Data about app and page elements:
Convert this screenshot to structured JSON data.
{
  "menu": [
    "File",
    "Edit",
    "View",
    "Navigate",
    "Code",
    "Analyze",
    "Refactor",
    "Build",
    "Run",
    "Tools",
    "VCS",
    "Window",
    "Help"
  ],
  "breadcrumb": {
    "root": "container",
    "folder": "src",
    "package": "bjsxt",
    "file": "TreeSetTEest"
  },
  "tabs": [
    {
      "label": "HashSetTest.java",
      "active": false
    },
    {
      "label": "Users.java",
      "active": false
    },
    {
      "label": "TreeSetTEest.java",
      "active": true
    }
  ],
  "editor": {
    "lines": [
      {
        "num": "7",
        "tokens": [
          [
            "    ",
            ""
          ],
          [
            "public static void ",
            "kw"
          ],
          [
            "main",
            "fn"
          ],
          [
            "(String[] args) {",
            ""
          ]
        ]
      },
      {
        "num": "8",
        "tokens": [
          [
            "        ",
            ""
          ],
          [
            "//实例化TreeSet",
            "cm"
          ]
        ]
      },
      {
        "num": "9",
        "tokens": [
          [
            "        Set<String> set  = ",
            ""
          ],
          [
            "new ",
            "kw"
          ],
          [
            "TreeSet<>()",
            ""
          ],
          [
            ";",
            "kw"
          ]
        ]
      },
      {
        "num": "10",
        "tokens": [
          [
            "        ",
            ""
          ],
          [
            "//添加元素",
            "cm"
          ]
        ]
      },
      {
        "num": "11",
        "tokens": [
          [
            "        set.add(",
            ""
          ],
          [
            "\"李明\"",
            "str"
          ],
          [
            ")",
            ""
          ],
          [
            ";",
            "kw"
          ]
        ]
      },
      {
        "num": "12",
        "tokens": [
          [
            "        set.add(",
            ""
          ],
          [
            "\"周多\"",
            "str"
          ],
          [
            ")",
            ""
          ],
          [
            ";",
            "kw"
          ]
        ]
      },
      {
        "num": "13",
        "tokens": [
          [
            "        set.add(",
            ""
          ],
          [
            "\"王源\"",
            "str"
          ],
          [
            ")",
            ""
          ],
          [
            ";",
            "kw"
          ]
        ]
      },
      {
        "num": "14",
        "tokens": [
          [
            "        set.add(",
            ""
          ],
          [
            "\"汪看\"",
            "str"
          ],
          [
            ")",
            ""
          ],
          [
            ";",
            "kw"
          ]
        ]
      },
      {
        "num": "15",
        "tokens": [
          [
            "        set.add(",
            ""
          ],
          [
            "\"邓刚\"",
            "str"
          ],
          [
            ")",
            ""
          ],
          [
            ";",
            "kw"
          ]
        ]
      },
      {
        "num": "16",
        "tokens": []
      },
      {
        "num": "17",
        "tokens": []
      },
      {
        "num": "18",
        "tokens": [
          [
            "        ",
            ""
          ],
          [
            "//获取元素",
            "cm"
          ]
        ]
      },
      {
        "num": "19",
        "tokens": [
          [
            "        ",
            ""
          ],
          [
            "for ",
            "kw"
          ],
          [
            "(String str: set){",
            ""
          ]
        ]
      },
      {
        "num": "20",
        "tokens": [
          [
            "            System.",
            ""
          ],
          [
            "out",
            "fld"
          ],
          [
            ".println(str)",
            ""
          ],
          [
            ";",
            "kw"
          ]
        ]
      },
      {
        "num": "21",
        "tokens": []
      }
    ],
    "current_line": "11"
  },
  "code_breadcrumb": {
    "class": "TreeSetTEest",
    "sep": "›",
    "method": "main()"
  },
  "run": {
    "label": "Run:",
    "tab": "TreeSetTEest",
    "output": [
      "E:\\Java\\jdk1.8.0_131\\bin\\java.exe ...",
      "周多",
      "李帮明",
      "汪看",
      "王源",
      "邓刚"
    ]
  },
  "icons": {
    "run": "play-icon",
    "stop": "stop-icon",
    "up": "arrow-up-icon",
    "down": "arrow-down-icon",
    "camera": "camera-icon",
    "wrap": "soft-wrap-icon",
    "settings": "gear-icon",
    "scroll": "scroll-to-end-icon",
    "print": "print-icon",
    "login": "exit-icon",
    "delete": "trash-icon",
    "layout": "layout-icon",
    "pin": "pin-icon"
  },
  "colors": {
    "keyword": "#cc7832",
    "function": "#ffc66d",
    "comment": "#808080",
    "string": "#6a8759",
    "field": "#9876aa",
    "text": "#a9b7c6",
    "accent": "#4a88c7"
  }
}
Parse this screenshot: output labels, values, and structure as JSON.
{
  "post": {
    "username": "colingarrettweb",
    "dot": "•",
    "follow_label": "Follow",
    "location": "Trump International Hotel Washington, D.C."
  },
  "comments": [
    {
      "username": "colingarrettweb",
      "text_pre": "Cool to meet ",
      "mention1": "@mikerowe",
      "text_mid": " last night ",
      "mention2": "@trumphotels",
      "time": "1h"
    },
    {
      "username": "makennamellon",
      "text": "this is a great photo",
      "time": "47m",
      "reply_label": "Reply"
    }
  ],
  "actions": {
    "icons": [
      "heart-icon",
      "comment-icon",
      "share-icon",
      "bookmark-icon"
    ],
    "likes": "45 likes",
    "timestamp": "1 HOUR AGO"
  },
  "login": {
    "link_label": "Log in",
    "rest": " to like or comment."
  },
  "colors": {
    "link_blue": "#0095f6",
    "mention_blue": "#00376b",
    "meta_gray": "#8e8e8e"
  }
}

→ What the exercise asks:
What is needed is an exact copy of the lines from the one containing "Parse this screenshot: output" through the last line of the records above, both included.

→ Output of the task:
Parse this screenshot: output labels, values, and structure as JSON.
{
  "post": {
    "username": "colingarrettweb",
    "dot": "•",
    "follow_label": "Follow",
    "location": "Trump International Hotel Washington, D.C."
  },
  "comments": [
    {
      "username": "colingarrettweb",
      "text_pre": "Cool to meet ",
      "mention1": "@mikerowe",
      "text_mid": " last night ",
      "mention2": "@trumphotels",
      "time": "1h"
    },
    {
      "username": "makennamellon",
      "text": "this is a great photo",
      "time": "47m",
      "reply_label": "Reply"
    }
  ],
  "actions": {
    "icons": [
      "heart-icon",
      "comment-icon",
      "share-icon",
      "bookmark-icon"
    ],
    "likes": "45 likes",
    "timestamp": "1 HOUR AGO"
  },
  "login": {
    "link_label": "Log in",
    "rest": " to like or comment."
  },
  "colors": {
    "link_blue": "#0095f6",
    "mention_blue": "#00376b",
    "meta_gray": "#8e8e8e"
  }
}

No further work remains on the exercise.